▸ WHAT IS REQUIRED
Scan the listing below for the word "this", then copy each line that has it.

▸ DATA SHOWN
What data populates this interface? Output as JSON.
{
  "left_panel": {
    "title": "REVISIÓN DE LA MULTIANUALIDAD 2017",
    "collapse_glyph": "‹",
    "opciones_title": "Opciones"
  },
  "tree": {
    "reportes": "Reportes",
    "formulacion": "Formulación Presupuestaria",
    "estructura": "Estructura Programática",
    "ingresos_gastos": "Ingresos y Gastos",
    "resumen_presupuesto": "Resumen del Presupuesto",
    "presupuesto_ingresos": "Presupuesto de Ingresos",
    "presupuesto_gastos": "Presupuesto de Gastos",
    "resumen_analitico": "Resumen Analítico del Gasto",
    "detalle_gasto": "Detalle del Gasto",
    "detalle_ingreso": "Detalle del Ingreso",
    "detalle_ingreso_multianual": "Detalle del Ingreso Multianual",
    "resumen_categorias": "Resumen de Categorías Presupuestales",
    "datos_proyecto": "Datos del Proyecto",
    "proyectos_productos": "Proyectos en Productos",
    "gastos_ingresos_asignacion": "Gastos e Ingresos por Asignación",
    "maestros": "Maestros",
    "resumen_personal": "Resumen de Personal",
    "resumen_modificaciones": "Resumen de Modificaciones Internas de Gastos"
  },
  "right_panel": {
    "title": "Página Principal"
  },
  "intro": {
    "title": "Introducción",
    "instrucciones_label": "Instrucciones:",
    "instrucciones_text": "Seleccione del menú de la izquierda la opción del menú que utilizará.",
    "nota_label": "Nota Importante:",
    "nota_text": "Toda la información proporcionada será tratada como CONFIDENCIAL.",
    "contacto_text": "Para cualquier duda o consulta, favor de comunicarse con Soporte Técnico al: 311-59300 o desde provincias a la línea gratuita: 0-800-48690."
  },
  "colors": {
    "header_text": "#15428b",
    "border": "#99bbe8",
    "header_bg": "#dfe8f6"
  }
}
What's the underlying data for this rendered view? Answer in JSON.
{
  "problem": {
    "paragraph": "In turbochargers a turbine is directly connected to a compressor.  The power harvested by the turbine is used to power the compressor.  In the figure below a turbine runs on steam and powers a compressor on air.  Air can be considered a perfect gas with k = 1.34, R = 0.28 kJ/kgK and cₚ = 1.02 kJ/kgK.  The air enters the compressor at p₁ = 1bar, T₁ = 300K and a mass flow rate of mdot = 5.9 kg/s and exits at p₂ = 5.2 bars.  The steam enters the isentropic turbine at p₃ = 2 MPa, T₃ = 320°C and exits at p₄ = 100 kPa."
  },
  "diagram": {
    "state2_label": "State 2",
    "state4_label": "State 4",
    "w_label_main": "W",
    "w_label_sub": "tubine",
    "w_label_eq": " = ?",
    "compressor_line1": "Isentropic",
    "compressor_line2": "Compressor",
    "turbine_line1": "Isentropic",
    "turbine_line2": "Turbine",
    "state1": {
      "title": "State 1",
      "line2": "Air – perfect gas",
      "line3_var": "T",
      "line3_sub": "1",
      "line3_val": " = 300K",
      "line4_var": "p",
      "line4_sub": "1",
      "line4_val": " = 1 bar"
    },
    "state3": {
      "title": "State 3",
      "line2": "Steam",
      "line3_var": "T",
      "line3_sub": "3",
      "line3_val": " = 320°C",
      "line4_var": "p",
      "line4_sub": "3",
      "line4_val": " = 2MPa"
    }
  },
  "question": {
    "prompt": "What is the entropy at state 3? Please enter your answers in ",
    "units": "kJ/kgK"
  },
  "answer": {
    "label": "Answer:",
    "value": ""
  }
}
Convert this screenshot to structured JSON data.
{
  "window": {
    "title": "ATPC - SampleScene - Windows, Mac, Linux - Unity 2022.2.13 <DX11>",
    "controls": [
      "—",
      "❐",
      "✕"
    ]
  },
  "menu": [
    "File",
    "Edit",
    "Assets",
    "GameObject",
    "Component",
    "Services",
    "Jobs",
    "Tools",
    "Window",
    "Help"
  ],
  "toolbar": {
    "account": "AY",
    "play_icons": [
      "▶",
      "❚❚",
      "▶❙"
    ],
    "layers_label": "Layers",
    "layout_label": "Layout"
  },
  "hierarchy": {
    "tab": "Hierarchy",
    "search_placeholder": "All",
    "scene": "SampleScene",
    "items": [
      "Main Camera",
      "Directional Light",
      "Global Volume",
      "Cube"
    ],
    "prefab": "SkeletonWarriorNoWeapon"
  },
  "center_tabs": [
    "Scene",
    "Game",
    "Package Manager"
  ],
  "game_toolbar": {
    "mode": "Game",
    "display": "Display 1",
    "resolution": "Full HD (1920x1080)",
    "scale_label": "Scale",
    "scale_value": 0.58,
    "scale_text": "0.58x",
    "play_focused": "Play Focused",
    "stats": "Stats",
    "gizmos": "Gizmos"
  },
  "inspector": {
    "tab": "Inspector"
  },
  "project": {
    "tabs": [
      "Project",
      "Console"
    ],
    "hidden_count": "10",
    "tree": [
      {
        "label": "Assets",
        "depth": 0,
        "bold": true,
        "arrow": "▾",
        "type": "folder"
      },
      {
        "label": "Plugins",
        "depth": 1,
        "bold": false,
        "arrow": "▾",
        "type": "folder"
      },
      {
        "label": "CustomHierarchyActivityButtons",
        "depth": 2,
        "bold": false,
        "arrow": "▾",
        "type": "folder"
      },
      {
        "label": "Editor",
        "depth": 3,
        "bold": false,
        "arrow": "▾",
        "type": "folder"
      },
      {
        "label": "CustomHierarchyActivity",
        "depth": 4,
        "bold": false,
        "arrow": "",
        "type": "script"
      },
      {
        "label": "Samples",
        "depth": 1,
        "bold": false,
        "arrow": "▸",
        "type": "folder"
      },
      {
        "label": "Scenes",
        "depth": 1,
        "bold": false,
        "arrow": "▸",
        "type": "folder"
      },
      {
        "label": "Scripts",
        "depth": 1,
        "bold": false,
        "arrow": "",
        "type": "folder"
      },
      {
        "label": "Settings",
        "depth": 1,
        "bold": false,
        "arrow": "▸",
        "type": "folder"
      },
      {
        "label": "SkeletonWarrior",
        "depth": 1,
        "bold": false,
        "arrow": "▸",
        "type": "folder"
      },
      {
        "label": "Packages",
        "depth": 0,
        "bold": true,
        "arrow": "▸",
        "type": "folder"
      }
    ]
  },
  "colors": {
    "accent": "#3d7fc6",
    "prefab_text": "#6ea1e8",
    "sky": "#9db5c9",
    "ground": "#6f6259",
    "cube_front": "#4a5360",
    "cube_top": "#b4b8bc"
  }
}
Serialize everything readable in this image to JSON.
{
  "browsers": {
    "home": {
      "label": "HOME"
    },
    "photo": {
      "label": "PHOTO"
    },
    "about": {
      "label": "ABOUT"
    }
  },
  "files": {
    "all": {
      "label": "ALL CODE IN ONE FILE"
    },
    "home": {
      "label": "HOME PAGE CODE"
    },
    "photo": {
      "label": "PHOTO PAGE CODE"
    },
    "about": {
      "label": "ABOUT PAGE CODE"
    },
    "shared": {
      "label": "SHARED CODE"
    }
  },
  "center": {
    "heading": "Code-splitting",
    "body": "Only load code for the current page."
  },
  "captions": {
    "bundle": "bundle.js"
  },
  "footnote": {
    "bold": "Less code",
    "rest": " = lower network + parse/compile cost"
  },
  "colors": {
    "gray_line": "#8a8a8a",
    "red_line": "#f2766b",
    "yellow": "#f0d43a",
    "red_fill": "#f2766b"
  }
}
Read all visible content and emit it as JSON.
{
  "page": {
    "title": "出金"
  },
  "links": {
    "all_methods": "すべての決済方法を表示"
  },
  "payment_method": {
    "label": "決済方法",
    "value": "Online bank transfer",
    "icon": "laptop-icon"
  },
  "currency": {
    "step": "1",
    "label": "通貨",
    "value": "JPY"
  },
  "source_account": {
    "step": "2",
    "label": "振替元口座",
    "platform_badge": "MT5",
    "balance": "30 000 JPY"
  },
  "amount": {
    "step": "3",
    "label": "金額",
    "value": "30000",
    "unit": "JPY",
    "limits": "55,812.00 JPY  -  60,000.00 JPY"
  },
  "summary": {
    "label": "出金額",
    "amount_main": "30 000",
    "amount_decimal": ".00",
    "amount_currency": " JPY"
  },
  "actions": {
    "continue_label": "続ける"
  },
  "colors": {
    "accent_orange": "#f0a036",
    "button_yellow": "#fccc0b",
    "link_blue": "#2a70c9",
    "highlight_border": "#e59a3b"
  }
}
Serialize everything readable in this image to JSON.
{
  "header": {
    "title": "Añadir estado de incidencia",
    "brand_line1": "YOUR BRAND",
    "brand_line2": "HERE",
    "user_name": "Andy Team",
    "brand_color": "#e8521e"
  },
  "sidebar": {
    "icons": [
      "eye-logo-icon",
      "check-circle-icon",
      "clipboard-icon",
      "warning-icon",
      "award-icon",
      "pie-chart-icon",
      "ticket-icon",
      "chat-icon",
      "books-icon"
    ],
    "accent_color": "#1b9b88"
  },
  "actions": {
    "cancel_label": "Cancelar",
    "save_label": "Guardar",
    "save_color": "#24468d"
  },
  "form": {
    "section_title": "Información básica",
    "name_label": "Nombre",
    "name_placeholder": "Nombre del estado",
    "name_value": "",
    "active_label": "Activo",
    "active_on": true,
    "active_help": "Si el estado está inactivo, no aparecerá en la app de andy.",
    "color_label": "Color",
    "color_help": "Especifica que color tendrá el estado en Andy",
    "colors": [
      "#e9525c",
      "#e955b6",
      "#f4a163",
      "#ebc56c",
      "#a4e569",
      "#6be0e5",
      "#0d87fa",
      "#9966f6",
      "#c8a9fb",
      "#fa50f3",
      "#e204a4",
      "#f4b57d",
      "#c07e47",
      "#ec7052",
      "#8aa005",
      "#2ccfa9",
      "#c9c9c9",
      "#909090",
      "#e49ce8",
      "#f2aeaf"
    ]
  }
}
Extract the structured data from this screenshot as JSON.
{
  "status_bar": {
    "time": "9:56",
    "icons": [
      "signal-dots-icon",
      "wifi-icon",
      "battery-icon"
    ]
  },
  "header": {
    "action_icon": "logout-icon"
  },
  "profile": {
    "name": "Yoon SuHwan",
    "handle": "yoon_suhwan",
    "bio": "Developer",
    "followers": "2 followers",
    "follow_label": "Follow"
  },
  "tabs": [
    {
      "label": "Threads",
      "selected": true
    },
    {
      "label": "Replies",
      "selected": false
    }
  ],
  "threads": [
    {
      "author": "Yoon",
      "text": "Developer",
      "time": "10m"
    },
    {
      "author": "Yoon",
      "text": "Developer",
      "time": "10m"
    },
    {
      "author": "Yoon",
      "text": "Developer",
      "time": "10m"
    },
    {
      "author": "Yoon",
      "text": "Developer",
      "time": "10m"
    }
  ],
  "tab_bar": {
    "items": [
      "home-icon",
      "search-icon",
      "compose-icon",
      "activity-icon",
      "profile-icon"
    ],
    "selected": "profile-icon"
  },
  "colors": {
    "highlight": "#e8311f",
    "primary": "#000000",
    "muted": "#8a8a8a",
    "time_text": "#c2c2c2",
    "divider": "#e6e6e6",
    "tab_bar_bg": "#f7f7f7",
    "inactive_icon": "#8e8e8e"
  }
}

▸ OUTPUT BELOW
What data populates this interface? Output as JSON.
What's the underlying data for this rendered view? Answer in JSON.
Convert this screenshot to structured JSON data.
Serialize everything readable in this image to JSON.
Serialize everything readable in this image to JSON.
Extract the structured data from this screenshot as JSON.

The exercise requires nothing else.